### Your assignment
A single number is the expected answer: the count of lines in the records below that contain "note".

### Records

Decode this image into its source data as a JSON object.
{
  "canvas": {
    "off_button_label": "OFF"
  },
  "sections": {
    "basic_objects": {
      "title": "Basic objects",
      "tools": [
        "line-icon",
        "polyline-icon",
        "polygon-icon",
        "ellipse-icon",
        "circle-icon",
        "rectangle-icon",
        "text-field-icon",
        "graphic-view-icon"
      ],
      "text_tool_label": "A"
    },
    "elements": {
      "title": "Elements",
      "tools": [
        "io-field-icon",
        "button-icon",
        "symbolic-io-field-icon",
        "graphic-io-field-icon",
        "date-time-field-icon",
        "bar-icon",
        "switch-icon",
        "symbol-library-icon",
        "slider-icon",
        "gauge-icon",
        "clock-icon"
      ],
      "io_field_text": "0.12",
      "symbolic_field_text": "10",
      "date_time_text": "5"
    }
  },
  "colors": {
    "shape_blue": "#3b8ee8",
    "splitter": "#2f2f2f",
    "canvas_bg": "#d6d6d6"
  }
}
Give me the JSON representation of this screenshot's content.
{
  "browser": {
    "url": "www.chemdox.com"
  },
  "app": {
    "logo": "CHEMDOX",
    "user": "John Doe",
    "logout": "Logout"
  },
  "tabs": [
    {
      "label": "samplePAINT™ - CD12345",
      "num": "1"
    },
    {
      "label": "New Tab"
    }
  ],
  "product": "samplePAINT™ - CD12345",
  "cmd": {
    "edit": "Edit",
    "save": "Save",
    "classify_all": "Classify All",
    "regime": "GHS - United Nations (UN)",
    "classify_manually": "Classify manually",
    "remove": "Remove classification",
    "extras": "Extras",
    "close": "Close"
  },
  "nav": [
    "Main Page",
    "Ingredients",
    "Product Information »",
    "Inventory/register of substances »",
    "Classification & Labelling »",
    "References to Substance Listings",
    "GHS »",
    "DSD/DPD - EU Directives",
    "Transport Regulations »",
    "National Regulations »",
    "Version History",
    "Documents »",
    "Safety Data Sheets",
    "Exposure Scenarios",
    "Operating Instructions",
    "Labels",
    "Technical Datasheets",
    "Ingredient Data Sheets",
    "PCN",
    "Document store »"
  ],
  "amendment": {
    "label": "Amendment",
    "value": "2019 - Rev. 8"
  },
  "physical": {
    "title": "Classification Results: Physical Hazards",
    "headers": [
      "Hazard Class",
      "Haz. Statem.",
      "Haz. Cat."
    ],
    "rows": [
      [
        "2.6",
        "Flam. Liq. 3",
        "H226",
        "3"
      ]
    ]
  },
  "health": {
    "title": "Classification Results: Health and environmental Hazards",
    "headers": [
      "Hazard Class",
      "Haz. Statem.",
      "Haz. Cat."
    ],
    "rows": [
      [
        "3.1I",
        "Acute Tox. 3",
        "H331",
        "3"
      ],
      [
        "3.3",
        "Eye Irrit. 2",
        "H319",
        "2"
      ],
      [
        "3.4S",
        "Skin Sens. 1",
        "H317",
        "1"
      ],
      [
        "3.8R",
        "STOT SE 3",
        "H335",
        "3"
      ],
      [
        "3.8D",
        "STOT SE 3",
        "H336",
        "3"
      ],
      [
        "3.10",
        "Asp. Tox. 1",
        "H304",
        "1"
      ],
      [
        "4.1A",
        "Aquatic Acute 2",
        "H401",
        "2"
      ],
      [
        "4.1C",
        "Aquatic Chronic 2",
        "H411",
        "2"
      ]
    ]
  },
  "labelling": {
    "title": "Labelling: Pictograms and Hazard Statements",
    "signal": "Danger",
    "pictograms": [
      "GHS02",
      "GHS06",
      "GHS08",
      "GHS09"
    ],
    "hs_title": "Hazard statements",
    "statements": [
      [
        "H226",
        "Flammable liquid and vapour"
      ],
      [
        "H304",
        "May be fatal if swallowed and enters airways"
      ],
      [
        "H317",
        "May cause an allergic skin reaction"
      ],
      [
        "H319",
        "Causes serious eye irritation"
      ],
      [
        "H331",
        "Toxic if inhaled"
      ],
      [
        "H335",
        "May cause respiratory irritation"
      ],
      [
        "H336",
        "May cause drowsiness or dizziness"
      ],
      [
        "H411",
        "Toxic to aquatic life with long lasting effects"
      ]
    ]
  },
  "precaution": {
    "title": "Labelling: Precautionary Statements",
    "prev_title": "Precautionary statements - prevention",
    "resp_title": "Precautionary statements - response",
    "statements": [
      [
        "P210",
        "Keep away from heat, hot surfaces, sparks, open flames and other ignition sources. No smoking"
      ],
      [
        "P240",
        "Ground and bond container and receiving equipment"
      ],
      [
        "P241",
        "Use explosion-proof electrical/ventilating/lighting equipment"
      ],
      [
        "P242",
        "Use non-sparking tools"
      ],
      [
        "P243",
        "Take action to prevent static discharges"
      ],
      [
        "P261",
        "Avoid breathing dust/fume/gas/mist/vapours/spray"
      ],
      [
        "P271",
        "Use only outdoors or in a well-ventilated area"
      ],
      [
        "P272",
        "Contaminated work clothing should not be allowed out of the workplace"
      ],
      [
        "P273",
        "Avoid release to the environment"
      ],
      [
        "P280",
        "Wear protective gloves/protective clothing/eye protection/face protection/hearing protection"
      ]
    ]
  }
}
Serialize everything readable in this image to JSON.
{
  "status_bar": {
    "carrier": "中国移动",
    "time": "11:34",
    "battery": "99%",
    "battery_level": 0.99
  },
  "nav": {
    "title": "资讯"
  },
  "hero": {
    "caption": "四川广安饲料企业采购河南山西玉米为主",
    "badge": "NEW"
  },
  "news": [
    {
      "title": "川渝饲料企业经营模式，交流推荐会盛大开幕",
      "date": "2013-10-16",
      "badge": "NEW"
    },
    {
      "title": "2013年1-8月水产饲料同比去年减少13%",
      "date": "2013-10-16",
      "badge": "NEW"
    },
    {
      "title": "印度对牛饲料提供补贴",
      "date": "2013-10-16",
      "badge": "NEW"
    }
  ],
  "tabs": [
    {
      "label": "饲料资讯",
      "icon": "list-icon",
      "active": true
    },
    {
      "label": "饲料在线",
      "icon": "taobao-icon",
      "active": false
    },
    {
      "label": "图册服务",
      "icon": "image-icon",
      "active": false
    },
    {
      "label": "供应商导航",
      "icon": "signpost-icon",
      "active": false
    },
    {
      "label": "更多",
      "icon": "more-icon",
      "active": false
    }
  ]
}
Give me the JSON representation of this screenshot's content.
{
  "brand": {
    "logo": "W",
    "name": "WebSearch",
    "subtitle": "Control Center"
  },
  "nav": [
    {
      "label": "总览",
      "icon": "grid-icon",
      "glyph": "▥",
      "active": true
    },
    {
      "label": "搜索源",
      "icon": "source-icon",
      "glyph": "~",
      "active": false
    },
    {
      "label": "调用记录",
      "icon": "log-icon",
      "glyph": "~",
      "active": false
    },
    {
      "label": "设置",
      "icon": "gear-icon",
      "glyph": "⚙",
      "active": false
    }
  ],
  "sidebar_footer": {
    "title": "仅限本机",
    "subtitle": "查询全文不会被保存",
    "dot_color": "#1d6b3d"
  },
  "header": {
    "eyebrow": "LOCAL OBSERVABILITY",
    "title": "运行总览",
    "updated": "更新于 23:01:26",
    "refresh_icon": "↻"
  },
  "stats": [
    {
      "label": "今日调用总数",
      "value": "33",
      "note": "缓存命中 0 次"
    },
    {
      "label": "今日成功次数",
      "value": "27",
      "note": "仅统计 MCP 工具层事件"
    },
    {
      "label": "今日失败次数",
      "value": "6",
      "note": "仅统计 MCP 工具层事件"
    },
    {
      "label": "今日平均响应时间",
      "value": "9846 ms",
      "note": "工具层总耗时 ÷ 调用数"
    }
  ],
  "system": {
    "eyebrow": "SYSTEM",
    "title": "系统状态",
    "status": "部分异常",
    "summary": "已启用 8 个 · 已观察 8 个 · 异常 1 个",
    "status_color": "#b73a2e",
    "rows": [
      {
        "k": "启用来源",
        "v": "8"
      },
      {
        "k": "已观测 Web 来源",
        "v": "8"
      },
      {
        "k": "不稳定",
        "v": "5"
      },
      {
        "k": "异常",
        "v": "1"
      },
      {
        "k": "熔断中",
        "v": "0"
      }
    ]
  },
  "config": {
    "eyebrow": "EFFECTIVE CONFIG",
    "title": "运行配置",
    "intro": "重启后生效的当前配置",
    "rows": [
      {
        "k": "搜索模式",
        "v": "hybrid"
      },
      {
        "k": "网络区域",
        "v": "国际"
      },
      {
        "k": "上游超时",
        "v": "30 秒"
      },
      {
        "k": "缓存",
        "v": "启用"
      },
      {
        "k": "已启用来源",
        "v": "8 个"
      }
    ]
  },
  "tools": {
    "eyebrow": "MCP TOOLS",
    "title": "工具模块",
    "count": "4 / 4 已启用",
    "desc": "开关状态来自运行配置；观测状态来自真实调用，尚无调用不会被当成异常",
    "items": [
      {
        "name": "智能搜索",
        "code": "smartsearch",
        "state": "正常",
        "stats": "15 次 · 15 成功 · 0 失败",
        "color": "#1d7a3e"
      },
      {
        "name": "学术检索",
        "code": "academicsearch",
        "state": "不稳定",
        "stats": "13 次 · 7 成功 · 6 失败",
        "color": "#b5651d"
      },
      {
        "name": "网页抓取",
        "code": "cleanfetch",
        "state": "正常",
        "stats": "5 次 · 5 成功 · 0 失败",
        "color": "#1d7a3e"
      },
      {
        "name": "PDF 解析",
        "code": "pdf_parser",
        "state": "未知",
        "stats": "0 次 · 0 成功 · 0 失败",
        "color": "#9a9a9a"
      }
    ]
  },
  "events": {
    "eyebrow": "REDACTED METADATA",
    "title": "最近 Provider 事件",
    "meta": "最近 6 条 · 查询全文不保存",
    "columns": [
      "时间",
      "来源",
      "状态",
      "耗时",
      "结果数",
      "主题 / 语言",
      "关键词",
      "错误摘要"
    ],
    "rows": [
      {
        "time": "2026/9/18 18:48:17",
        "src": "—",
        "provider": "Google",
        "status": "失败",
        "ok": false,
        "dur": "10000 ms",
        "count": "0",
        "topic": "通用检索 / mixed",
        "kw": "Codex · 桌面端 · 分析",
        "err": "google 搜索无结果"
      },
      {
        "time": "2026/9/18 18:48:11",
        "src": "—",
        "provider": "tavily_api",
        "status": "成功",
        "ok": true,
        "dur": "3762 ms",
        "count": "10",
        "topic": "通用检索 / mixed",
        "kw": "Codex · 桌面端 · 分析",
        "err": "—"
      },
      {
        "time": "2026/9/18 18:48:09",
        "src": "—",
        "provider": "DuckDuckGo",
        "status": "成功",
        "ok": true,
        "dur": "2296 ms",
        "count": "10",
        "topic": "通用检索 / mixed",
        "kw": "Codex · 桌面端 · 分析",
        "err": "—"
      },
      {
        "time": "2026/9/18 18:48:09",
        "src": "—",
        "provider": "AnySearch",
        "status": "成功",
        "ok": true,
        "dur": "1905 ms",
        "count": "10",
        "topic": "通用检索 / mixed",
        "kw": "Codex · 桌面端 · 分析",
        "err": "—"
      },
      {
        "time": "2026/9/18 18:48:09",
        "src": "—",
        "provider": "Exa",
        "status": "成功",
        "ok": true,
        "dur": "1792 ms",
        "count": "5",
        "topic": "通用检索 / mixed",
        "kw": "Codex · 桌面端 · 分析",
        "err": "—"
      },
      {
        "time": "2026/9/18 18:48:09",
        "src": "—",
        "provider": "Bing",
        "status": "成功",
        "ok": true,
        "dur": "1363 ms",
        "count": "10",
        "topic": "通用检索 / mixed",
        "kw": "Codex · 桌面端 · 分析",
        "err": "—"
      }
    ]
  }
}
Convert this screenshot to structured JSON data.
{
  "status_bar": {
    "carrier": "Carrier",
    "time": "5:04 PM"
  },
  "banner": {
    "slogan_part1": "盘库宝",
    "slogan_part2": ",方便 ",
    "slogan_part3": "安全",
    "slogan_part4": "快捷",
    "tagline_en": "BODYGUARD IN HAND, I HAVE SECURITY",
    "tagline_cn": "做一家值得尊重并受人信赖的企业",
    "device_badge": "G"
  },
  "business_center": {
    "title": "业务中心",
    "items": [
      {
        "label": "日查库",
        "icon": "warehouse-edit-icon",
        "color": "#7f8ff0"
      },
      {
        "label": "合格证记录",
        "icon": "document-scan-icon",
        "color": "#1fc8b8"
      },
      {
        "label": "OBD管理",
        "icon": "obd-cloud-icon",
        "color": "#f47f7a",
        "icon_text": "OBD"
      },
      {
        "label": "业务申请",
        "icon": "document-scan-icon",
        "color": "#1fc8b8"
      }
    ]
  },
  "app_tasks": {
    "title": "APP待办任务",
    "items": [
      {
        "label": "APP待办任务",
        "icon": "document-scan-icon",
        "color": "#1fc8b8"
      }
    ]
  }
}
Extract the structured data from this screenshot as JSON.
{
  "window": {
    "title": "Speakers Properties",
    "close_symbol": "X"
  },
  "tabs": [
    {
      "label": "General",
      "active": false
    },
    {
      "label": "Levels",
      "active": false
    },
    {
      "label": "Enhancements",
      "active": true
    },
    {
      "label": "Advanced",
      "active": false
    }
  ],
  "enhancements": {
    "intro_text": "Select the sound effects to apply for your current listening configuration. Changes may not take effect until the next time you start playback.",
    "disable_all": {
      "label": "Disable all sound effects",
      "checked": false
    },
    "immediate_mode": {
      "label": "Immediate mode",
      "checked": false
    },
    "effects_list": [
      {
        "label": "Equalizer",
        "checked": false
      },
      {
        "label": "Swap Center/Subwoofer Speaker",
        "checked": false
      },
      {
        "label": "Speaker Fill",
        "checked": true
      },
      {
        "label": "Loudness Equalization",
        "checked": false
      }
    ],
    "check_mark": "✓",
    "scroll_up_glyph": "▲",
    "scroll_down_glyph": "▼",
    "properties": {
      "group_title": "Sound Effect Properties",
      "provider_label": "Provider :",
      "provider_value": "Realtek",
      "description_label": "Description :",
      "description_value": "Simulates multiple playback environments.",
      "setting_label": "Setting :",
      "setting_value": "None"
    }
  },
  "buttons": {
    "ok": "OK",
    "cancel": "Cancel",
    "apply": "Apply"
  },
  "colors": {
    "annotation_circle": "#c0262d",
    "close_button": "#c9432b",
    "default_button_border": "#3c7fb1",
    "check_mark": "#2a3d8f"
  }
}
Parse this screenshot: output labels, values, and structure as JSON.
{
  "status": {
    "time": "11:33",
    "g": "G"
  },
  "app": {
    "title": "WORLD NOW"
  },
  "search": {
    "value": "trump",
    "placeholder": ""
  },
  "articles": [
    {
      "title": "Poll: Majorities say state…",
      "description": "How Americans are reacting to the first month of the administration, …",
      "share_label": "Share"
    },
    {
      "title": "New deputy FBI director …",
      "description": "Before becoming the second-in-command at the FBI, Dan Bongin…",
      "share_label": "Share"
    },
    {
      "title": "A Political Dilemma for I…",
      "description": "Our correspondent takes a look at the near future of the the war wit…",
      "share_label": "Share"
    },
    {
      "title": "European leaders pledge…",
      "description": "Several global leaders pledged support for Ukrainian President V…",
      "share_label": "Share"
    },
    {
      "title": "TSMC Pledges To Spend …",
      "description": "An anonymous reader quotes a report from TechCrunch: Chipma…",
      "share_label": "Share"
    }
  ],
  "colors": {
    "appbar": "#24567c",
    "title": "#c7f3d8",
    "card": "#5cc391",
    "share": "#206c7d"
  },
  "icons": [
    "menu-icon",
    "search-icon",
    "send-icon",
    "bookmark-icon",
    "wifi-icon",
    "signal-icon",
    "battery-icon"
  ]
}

### Solution to this problem
4